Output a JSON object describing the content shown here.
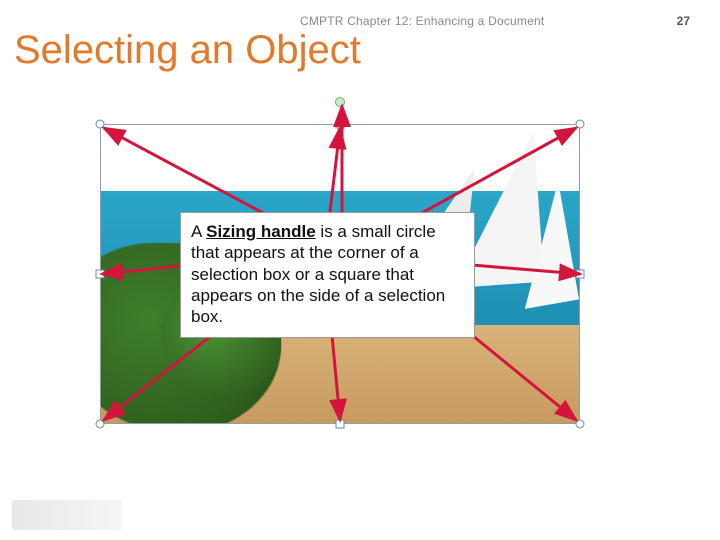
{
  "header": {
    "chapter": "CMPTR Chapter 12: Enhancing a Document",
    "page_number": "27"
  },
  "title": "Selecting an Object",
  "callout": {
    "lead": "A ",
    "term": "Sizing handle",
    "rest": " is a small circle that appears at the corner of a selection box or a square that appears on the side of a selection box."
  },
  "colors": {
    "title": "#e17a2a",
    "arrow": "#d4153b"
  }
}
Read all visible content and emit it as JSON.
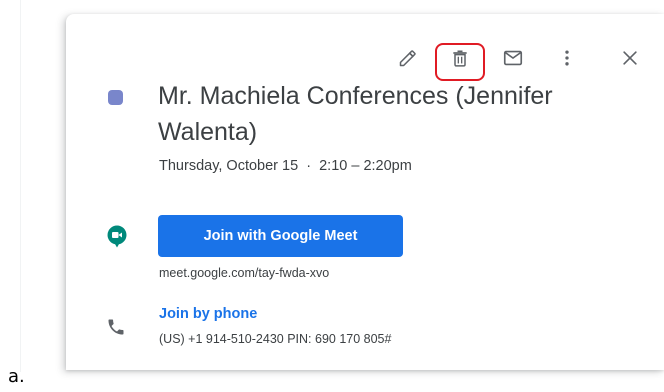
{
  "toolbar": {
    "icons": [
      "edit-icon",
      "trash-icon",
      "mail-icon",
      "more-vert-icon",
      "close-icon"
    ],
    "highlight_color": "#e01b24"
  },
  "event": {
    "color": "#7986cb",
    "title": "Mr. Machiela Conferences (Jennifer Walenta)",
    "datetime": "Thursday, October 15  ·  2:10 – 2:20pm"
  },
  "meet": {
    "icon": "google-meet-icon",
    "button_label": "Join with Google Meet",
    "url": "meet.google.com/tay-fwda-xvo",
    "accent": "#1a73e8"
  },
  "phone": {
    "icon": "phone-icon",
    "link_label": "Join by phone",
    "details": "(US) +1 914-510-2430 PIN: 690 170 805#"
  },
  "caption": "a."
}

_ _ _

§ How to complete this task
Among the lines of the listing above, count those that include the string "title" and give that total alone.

§ Exercise result
3